Much of The Lobster’s charm comes from the contrast between the completely over the top setting and the film’s understated, slightly flat sense of humor. Prolonged awkward pauses and mundane moments of romantic tension are contrasted with incredibly unsettling moments of body horror. The Lobster presents an almost funhouse mirror version of modern dating, where the social pressures and interpersonal awkwardness of blindly arranged romance are given a darkly comedic backdrop. This approach is accentuated by Lathiminos’s distant, cold and understated visual style. Lathiminos made his name as a director in the European arthouse scene, rising to prominence with the surreal and incredibly dark family drama Dogtooth. While structurally more coherent than his Greek language films, The Lobster retains the visual style that made Lathiminos such a reputation in the underground. Every moment of romantic tension, bleakly dark humor, and bizarre body horror is directed with a detached visual style that emphasizes discomfort above all other emotions.

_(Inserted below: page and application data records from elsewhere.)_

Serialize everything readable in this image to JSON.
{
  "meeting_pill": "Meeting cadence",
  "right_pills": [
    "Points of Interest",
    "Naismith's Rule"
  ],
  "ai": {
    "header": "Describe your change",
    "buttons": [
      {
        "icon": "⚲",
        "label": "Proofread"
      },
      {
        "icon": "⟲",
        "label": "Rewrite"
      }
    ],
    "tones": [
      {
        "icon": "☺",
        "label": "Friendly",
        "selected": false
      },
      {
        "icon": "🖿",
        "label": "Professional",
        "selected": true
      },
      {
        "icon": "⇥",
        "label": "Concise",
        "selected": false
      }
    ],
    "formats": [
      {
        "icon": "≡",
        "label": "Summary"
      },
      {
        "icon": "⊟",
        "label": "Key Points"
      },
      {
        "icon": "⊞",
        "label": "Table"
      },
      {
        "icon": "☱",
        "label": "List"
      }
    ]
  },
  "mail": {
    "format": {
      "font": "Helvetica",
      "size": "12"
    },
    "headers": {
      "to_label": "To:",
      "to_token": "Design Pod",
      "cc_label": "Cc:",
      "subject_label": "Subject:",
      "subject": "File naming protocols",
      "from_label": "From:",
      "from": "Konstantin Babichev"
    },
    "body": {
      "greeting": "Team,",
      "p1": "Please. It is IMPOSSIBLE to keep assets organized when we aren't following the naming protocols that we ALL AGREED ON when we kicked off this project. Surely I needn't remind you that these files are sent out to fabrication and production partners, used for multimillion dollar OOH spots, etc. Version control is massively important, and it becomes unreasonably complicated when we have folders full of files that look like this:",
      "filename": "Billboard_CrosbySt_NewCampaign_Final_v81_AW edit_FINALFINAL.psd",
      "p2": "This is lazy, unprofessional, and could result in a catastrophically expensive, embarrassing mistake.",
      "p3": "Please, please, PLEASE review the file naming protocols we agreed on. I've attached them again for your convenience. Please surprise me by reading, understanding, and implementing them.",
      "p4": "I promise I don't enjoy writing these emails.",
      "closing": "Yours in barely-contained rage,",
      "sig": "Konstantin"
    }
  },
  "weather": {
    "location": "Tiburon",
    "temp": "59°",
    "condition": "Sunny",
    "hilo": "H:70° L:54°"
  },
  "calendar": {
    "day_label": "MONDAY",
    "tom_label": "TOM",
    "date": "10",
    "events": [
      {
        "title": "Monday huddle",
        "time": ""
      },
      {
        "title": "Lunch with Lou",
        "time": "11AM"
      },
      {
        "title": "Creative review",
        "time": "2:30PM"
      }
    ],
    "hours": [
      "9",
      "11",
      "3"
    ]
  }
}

What results is a film with a uniquely suffocating atmosphere, where the physical limits of the hotel come to reflect the emotional limitations of the characters. Lathiminos never intends for The Lobster to be an inviting film, yet he does weave a strange charm into such a morbid setting.

This charm becomes more apparent when the film switches from the doom and gloom of its concept to the interpersonal drama of the romance plot. When Colin Farrell’s character David falls in love in a society where romantic relationships are banned wholesale, the film’s more humanizing moments come to prominence. Within the confines of the hotel David’s angst is played for gallows humor. Within the society of ‘loners’, the audience feels much more sympathy for their seemingly doomed plans to escape from this extremely restrictive, almost nihilistic community of outsiders. Moreover, the audience can sympathize with the total sense of alienation felt by David and his lover, caught between two settings that won’t accept their love or their worth as individuals. When boiled down to its core dramatic elements, The Lobster is a story about people dealing with a fundamental sense of detachment from the seemingly arbitrary rules of their social setting. The Lobster presents this classic story in a truly unique fashion by marrying it to an eccentric and absurdist setting. It combines this setting with a directorial style that accentuates the audience’s discomfort, drawing a direct, visceral sense of connection with the characters. As such it’s hard to recommend The Lobster as an easy watch. However it’s much easier to recommend it on the lines that there are truly few other films like it. Its uniqueness stands out in a cinematic landscape where the romance film has become oddly sterile.